State and federal governments have implemented a variety of programs and policies designed to help Americans survive COVID-19’s economic repercussions.
These programs and policies include:
- Suspension of foreclosures and evictions for certain property owners and renters
- Postponed tax deadline
- Suspension of federal student loan payments and interest
- Greater availability of small business loans
- Expanded unemployment benefits
- Stimulus checks
Not one of these solutions, however, is long-term. Even the stimulus checks will replace only a month of fulltime, minimum-wage work, and not everyone will receive them. The pandemic, meanwhile, is expected to exceed a month—and the nation could feel subsequent economic damage for much longer.
If we knew the economy would recover within a few weeks or months, taking out loans or using credit cards would be a more viable solution. But no one is sure how long businesses will stay closed, how long consumers will stay indoors, or how the government will continue to support Americans.

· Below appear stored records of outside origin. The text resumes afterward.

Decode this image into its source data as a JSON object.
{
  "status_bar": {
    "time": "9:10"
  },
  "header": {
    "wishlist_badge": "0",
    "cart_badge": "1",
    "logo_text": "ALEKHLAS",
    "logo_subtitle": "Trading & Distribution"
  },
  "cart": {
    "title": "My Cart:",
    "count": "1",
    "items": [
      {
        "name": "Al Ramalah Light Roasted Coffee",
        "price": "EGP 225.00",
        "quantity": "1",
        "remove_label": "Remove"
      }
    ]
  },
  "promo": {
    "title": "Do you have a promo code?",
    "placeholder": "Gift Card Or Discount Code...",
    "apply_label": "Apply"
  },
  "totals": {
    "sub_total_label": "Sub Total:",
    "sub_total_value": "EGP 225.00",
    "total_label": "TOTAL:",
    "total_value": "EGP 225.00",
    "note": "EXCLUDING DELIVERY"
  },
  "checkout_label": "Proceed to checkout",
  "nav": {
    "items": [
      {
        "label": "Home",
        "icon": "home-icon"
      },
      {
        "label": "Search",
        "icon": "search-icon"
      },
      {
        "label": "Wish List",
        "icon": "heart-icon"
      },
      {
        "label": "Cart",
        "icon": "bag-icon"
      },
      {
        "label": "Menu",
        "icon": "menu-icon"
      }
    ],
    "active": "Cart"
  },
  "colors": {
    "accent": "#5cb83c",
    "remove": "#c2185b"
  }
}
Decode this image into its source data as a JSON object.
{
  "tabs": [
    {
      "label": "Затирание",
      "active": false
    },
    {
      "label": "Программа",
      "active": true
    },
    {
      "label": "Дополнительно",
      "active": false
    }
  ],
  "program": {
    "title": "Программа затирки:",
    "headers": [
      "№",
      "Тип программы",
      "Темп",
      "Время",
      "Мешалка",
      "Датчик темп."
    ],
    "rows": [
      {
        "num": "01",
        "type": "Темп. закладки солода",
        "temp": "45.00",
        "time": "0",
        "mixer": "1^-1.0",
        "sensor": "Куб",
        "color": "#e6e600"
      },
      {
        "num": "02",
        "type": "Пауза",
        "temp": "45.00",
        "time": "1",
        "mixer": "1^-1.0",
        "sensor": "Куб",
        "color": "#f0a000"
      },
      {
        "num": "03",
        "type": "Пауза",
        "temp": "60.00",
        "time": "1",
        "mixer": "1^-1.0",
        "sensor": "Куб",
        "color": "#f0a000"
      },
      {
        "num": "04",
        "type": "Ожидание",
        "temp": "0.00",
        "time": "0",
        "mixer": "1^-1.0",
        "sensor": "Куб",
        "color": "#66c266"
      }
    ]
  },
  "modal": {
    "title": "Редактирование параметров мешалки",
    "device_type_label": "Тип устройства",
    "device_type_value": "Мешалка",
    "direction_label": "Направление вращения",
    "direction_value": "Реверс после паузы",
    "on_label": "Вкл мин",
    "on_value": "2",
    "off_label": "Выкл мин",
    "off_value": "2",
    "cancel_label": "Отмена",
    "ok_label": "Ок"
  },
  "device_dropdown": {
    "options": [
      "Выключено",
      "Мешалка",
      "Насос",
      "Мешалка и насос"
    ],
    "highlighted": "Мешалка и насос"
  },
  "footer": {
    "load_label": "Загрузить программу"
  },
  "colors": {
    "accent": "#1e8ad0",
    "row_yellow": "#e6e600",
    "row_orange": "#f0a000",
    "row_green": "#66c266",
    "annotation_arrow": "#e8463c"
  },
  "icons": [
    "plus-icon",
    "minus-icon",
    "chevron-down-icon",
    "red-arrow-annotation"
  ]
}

The Benefits of Bankruptcy During COVID-19
During COVID-19, bankruptcy would provide substantial relief because it would:
- Trigger an automatic stay for the duration of the proceeding. An automatic stay halts all collection actions, including bank levies, wage garnishments, collection calls, foreclosure, and more.
- Discharge your debt or reorganize it into a reasonable payment plan. This will allow you to focus on what’s most important (e.g. protecting the health of you and your loved ones, coping with the psychological stress of the pandemic, looking for alternative work, etc.).
- Provide more flexibility for debtors than it would have before the pandemic. The CARES Act has modified the Bankruptcy Code to allow more debtors to qualify and, ultimately, recover from severe financial damages resulting from the pandemic.
- Not consider COVID-19 related payments from the federal government (e.g. stimulus checks) as income or disposable income. Typically, your income dictates whether you qualify for bankruptcy as well as the payments you would need to make under Chapter 13. Per the CARES Act, stimulus checks and other forms of relief during the pandemic will not be included in these calculations.
Furthermore, those who have already begun Chapter 13 bankruptcy may be able to modify their payment plan if they suffer financial hardship as a result of the pandemic. This modification could include extending payments for up to 7 years after their first payment due date. This would lower the payment amounts and provide significant relief for debtors.
How Are Bankruptcy Courts Operating During COVID-19?
Most Bankruptcy Courts are still operational, although this may change as the situation develops. Currently, many procedures have become remote, and some courts have significantly relaxed certain requirements. For example, some courts have extended filing deadlines, and others have waived “wet” signature requirements, allowing people to file virtually via electronically reproduced signatures. If you intend to file bankruptcy, you may consider filing now, before more courts close.
Contact Us to See if Bankruptcy Is Right for You
At the Law Office of Seni Popat, we are working with clients facing unexpected challenges and unprecedented levels of stress. We are remaining open to help individuals financially survive the COVID-19 pandemic, and we are fully prepared to help you implement the solution you need during this uncertain crisis.